Drug treatment in psychiatry, some of it very effective, was all discovered serendipitously. No-one ever sat down with assured knowledge of the nature of some condition and devised rational drug treatment, because no such knowledge existed in the 1940’s, 1950’s and 1960’s when effective antidepressants, antipsychotics and mood-stabilisers were discovered. In the case of psychotherapy, whether psychoanalytic or cognitive, benefit is claimed in a variety of conditions, which is surprising because the model of depression which is espoused, and for which most benefit is alleged, bears little resemblance to the nature of depression built up by the phenomenological psychiatrists in this book, nor would one expect the two sets of models to coincide, because, as I said earlier, the phenomenological approach is anti-psychological. If, however, the phenomenological approach is correct, and I believe that it is the right way forward, as schizophrenia and depressive psychosis, at least, on even casual acquaintance, can be seen to involve an ontological break with contemporary world formation, then a phenomenological / philosophical account of the two conditions appears to be called for. Effective drug treatment can then be put down to a particular alteration in the chemical status of the brain, which in a yet unknown way alleviates the nature of the targeted condition. The efficacy of psychotherapy, which is anyway nowhere near curative, can then be attributed to a combination of placebo effects and cognitive restructuring, neither of which validates the model which the psychologist adheres to. If anything, because of the dire side-effects of otherwise beneficial drug treatment, and because of the dubious link between the cause of improvement with psychotherapy and the model of the condition which is supposed to justify the therapy, what psychiatry is crying out for is an approach that will resolve the nature, once and for all, of schizophrenia, depressive illness, and a host of other conditions, and, by example with general medicine, will then rationally direct the search for appropriate treatment. Throughout the 20th Century the cart has always been put before the horse in this respect. Because antipsychotics worked, and because they blocked the neurotransmitter dopamine, then schizophrenia must be caused by dopamine excess; or because cognitive restructuring ameliorated a mild depressive illness, then all sorts of depressive illnesses were caused by faulty cognitive attitudes. I am optimistic that at least some of the contributions of phenomenological psychiatrists will be picked up by psychiatrists of the future and used as the building blocks for safer and more rational treatment than is the case now.

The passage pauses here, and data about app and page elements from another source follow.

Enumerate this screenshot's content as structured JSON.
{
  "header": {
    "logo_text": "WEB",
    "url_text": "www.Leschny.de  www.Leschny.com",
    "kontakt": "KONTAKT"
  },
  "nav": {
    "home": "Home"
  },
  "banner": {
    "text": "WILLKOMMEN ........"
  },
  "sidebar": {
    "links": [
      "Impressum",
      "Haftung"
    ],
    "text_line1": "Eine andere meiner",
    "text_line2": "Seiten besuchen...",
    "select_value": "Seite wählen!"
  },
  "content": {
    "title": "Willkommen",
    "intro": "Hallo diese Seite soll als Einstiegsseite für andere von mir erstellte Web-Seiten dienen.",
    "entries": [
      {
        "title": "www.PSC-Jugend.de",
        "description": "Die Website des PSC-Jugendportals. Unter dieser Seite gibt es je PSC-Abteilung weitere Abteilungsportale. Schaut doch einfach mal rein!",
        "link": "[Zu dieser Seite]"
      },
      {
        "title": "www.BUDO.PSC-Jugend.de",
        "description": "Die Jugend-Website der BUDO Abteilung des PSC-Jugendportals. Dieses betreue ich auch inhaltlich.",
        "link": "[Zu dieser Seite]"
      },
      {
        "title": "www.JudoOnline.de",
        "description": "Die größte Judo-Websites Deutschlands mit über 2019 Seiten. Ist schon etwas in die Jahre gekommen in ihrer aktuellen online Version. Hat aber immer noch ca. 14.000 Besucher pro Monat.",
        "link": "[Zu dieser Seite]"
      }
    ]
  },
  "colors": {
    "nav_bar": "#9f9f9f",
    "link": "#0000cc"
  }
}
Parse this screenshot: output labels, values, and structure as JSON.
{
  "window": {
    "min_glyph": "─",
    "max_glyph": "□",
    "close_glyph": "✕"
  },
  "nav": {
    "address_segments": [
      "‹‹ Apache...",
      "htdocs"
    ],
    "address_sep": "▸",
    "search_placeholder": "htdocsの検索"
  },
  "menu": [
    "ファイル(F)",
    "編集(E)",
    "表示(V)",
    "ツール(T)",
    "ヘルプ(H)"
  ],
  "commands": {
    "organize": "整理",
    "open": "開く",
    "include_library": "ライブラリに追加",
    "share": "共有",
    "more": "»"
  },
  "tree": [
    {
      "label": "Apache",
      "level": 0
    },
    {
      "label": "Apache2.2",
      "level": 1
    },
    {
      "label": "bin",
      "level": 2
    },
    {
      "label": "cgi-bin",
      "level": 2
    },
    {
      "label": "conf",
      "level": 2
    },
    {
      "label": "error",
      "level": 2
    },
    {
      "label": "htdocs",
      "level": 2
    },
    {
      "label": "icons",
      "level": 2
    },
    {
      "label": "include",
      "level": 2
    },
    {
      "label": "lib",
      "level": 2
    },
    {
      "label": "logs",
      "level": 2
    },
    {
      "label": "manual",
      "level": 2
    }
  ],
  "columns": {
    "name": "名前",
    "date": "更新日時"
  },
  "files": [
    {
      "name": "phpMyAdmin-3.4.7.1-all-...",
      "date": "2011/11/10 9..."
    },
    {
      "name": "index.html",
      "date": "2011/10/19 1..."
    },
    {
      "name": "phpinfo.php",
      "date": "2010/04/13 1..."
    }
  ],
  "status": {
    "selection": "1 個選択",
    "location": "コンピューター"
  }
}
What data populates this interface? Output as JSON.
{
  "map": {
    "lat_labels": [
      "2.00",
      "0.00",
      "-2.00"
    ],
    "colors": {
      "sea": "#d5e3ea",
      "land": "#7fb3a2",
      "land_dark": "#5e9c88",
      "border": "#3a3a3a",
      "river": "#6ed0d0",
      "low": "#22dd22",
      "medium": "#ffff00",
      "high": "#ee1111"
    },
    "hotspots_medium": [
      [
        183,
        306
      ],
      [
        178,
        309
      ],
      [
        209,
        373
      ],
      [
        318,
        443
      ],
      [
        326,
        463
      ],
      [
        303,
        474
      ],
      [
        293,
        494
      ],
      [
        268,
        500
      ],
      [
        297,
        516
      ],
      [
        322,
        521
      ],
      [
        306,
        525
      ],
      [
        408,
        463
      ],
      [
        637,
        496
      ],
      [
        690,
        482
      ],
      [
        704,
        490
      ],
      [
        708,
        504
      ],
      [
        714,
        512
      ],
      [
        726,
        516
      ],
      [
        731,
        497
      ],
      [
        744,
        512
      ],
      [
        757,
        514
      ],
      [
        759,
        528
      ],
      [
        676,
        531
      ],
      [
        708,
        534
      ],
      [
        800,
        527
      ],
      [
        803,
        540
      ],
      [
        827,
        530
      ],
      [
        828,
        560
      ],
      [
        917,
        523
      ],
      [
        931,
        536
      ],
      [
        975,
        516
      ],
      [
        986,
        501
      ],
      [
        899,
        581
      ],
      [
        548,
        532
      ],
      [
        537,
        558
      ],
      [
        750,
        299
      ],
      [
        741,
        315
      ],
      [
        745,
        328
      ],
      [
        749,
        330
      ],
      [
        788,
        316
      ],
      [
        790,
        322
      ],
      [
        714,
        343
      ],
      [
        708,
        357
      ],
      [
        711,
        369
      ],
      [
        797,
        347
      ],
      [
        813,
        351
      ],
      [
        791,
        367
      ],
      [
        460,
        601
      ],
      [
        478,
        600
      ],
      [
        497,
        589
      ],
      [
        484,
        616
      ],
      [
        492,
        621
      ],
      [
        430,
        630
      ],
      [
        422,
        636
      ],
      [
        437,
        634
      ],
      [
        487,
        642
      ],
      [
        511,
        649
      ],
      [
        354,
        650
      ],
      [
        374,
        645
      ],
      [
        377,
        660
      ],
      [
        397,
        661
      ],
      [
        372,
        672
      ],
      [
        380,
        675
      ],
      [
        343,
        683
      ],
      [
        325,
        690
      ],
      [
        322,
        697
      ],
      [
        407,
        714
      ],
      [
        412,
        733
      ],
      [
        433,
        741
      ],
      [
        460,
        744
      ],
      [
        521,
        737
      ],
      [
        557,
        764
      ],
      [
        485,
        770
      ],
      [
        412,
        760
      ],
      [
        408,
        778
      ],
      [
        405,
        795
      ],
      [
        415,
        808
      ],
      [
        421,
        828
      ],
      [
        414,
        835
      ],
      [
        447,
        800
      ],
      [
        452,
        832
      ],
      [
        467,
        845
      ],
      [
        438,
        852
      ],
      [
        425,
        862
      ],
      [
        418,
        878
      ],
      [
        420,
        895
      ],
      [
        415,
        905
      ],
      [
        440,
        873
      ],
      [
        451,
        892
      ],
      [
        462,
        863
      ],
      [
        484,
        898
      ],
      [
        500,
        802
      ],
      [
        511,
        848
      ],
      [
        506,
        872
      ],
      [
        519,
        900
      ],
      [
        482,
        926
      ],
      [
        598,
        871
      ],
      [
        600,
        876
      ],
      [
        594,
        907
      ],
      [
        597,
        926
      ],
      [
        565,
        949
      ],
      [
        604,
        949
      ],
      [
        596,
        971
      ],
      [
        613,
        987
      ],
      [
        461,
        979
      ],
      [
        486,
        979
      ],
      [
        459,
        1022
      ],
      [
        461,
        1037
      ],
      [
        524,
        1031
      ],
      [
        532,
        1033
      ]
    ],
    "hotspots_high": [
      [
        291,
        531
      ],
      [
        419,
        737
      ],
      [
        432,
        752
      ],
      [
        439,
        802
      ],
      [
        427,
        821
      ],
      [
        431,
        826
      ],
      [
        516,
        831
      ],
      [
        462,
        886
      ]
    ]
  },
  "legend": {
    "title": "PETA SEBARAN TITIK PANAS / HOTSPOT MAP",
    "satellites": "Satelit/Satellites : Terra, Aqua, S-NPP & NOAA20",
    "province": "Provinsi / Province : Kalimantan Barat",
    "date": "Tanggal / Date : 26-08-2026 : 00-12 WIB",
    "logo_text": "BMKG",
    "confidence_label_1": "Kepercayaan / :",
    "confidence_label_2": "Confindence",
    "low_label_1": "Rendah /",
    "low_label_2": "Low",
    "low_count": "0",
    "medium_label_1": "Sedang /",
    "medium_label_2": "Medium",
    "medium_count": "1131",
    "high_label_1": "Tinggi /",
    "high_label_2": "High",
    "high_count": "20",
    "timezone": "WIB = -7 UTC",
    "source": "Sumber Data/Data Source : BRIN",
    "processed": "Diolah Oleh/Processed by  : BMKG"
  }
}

As to which of the various ‘phenomenological’ views will survive the test of time this seems to me to be in the hands of philosophers. If Husserl’s overall philosophy is more correct as an account of the 21st Century human than Scheler’s or Heidegger’s, for example, then so be it, or if, as I believe, Scheler’s and Cassirer’s give the more accurate account of the ‘normal’, contemporary human, then clearly a Schelerian / Cassirean – psychopathology should be pursued. The psychiatrists included in this book were smart enough to realize that philosophical psychopathology was the way forward, but were not purporting to be great philosophers themselves, and had to take on trust the truth of their mentors’ systems.
In conclusion, a marvellous book, even for someone like me who has immersed himself in this literature for 30 years. Buy it, whoever you are, and dip into its richness.